This is the 2nd album by Polish Jazz-Rock Fusion ensemble Laboratorium, which was one of several great Polish bands (like Extra Ball for example) playing in that vein during the 1970s. Founded by keyboardist Janusz Grzywacz, the band’s founding members included also saxophonist / vocalist Marek Stryszowski and drummer Mieczyslaw Gorka. After an initial period of trying to find a musical identity, the band was joined by brothers Pawel Scieranski on guitar and Krzysztof Scieranski on bass (one of the greatest Polish bass players) and settled into the Fusion genre, with a musical approach and sound not far away from Weather Report. This, their second recording, presents them in their full power and the recording is quite stunning in its sophistication and instrumental aptitude. The music includes pieces composed by all members of the group. As opposed to most American Fusion at the time, which was mostly based on simplistic melodies and endless instrumental doodling, this music is atmospheric, intelligent, sophisticated, well developed and coherent, clearly well rooted in the European musical tradition. Fusion fans are well advised to try this out and explore this wonderful music, which is expanding the genre’s limitations to the max. This music will also interest fans Prog fans, as it is close in spirit to the Canterbury genre. Superb stuff (Adam Baruch)
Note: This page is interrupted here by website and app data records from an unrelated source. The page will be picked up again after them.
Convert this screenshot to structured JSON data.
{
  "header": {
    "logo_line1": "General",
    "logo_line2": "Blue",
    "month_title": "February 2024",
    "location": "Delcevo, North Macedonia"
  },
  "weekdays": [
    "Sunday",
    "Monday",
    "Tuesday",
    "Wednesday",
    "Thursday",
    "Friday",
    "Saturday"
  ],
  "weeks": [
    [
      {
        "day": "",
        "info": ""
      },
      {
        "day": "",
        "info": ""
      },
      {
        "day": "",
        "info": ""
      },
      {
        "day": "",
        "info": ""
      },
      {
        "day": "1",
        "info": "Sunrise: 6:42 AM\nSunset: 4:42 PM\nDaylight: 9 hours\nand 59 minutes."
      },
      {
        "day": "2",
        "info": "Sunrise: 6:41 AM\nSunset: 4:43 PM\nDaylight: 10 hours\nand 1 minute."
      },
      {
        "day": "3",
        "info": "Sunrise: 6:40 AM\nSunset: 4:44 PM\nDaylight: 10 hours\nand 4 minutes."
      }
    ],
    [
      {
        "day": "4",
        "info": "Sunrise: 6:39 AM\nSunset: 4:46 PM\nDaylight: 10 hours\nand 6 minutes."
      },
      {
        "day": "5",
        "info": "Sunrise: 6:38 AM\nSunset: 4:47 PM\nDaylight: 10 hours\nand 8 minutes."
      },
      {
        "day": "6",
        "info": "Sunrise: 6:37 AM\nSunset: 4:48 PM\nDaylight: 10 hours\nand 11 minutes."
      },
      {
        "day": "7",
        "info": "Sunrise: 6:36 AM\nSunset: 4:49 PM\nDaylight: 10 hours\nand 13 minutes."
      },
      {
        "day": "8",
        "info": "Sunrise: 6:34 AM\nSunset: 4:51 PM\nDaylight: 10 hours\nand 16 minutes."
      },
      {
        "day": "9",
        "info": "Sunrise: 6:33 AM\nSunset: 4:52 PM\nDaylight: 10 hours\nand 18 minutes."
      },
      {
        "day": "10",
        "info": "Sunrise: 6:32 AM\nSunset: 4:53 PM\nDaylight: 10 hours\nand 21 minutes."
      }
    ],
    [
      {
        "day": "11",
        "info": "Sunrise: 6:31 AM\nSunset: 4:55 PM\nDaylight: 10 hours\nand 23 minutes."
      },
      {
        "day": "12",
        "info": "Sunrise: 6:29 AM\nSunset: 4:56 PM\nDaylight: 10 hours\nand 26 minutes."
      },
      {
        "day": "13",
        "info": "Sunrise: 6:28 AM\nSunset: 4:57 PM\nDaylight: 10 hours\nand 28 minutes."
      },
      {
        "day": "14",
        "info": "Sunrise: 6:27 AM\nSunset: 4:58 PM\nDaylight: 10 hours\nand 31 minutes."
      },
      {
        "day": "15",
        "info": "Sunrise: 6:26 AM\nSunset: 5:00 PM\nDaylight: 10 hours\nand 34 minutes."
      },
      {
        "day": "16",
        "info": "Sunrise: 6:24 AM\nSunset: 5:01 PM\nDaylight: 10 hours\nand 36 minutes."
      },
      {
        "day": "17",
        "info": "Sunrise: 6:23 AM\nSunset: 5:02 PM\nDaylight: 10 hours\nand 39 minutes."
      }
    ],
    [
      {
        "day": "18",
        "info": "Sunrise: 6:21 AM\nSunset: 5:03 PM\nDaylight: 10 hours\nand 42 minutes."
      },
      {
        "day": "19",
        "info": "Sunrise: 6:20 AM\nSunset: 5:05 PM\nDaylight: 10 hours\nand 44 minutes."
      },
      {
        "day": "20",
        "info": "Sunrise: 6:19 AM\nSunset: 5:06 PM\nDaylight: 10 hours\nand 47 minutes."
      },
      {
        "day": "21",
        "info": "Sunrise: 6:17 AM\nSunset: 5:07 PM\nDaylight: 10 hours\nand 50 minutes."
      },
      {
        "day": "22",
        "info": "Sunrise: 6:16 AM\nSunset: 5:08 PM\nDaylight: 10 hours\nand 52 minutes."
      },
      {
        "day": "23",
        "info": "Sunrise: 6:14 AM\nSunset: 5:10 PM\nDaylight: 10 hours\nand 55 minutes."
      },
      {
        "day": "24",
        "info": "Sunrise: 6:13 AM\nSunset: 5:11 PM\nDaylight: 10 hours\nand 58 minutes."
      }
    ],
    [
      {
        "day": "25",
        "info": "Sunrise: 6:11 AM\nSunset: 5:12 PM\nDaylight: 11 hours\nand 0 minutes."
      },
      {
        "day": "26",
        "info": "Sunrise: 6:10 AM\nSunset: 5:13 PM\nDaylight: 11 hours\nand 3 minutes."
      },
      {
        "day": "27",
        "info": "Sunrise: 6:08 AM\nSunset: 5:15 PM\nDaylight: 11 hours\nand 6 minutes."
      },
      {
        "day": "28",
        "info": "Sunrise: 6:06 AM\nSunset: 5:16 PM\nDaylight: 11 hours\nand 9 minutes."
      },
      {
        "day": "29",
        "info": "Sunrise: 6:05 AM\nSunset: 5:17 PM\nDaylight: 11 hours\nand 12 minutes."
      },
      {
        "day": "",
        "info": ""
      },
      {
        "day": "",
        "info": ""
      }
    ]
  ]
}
In other words: High class Jazz-Rock !!!


Mieczysław Górka (drums, percussion)
Janusz Grzywacz (piano, synthesizer)
Krzysztof Ścierański (bass)
Paweł Ścierański (guitar)
Marek Stryszowski (saxophone, vocals, effects)

01. Przejazd (The Journey) (K. Ścierański) 1.35
02. I’m Sorry, I’m Not Driver (K. Ścierański) 7.07
03. Etiudka / Little Etude (Grzywacz) 1.26
04. Śniegowa Panienka (The Snow Girl) (M. Stryszowski) 8.16
05. Lady Rolland (M. Stryszowski) 1.44
06. Quasimodo (Grzywacz) 10.51
07. Kyokushinkai (Górka/P. Ścierański) 2.54
08- Ikona / An Icon (In Memory Of Zbigniew Seifert) (Grzywacz) 6.15
09.  Etiudka (Grzywacz) 2.34
10. Sniegowa Panienka (M. Stryszowski) 11.08
11. Odjazd (Górka/Grzywacz/K. Ścierański/P.Ścierański/Stryszowski) 5.36
12. Zdrowie Na Budowie (Grzywacz) 6.46